Subject auxiliary inversion (SAI) in English wh-questions has long been understood as an area of difficulty in acquisition. In the present study, evidence from early L2 English learners reveals a step-wise acquisition of auxiliary movement contingent upon subject person. Twenty-one L1 Korean/L2 English (K-E) preschool-aged children and 19 monolingual English-speaking (M-E) children are observed in an elicitation study that tests the effect of subject person on whether or not the auxiliary appears in the inverted position preceding the subject. A total of 60 wh-questions for first, second, and third person were elicited through a guessing game with puppets, during which children were prompted to ask specific object-what questions. Results indicated a significant main effect for subject person for the K-E group, while there was no significant effect of person for the M-E group. Furthermore, qualitative analysis of the K-E children's productions revealed four stages of SAI acquisition: 1) no auxiliary present, 2) SAI for second person, 3) SAI for first person, and 4) SAI for third person as well. To formally account for this pattern of data found in the experiment within a generative framework, the author proposes the Person-Feature Auxiliary Movement (PFAM) Hypothesis, which makes predictions of T-to-C movement based on the person feature that is specified in T. The findings and theoretical analysis show evidence for a pattern of acquisition that is linked to subject person that may be specific to this group of early L2 learners.

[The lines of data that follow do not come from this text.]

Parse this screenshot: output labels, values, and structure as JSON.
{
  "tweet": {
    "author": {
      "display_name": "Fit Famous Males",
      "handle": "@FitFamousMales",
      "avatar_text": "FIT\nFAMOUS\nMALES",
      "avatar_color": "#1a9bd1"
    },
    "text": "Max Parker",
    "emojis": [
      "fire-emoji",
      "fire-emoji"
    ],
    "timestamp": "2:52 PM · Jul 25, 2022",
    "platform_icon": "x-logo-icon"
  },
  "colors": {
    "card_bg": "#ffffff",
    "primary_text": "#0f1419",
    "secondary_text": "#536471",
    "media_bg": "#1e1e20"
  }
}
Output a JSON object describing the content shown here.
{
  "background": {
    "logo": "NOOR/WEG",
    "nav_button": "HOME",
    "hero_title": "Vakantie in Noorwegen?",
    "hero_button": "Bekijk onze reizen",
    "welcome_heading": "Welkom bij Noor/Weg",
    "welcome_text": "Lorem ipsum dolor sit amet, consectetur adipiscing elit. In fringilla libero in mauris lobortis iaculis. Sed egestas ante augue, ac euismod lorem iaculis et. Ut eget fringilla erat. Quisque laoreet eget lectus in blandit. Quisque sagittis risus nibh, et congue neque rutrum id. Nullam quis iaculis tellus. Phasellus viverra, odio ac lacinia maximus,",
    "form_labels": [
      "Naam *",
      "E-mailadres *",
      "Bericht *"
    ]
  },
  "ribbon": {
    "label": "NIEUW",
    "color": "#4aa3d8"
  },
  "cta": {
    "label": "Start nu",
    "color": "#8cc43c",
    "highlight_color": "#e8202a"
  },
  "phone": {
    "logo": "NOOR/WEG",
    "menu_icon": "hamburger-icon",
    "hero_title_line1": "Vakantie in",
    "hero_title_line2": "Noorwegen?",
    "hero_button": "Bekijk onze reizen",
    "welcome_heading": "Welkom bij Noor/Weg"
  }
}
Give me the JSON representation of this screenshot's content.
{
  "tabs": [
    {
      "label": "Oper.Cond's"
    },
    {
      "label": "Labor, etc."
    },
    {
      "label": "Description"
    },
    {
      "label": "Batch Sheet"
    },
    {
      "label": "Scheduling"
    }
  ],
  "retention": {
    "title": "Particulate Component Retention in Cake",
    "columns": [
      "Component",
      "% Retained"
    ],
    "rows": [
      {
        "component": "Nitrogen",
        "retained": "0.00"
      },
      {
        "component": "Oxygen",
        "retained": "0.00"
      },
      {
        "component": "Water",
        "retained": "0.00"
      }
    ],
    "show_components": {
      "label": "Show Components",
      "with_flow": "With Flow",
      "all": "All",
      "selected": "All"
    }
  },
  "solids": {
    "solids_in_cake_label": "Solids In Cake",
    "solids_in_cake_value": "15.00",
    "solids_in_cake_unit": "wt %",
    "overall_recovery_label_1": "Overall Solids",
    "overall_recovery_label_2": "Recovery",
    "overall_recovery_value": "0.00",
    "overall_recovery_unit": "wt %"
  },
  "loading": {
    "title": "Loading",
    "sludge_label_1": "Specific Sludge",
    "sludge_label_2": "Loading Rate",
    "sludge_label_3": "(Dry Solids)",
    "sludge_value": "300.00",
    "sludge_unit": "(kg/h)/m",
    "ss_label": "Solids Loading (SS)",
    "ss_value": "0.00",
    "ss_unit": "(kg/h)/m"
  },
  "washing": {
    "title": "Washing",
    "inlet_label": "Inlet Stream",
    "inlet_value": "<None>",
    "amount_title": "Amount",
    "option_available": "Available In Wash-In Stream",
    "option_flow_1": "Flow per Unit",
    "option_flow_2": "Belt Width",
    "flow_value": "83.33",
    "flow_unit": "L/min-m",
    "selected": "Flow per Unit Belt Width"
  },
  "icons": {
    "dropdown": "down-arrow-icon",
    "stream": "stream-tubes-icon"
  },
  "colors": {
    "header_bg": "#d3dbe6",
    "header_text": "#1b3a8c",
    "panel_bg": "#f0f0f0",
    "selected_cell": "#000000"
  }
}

Published in

Selected Proceedings of the 2011 Second Language Research Forum: Converging Theory and Practice
edited by Erik Voss, Shu-Ju Diana Tai, and Zhi Li
Table of contents
Printed edition: $280.00